DATA SECTION START

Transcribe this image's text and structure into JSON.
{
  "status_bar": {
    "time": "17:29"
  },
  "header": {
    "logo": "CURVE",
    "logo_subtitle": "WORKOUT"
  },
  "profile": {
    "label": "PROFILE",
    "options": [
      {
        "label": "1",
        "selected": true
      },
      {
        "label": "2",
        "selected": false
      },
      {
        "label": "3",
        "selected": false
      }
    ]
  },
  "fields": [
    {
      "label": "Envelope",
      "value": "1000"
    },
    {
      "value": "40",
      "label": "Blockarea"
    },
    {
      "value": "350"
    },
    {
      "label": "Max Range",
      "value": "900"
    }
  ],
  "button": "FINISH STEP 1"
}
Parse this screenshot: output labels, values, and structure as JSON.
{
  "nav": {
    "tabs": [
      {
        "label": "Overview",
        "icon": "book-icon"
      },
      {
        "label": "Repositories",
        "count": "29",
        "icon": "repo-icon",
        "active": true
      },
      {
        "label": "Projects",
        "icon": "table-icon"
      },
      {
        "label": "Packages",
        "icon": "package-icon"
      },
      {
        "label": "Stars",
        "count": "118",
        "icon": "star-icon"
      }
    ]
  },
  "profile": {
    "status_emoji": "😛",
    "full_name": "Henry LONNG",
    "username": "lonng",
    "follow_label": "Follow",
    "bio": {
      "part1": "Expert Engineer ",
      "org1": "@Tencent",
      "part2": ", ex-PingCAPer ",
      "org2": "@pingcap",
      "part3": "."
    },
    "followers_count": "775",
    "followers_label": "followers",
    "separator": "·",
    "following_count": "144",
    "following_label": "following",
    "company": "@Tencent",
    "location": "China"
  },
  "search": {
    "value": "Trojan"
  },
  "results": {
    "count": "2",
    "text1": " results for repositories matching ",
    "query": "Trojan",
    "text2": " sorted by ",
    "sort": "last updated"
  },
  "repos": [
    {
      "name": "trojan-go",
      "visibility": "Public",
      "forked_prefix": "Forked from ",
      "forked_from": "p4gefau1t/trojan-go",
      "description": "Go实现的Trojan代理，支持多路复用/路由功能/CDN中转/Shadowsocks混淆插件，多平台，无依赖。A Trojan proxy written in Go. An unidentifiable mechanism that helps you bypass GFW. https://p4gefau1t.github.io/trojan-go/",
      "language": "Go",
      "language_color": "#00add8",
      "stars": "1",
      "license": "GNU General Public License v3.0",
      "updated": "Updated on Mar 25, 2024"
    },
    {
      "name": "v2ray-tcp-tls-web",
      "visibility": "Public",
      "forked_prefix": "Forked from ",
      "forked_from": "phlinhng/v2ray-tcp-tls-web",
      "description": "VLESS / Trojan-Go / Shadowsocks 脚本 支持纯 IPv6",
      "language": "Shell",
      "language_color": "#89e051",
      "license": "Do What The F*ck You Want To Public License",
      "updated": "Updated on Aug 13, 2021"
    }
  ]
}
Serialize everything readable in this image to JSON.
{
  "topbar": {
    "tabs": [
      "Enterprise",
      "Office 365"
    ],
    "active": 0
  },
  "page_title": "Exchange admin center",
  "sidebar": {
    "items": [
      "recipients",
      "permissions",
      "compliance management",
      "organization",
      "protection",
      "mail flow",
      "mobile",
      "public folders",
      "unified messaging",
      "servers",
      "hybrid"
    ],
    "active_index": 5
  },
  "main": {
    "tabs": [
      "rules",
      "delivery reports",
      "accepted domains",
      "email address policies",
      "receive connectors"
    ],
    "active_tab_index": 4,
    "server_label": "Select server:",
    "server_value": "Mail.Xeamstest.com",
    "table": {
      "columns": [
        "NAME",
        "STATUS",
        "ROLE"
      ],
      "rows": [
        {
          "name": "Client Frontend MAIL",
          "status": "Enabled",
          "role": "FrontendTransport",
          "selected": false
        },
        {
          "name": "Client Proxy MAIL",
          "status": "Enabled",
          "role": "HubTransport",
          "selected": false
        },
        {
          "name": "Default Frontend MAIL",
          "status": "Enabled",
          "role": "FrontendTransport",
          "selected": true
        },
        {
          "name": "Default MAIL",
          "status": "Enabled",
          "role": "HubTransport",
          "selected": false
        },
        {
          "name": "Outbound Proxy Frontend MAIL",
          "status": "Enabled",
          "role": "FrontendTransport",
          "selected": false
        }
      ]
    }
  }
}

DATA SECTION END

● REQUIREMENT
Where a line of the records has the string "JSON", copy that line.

● ANSWER SPACE
Transcribe this image's text and structure into JSON.
Parse this screenshot: output labels, values, and structure as JSON.
Serialize everything readable in this image to JSON.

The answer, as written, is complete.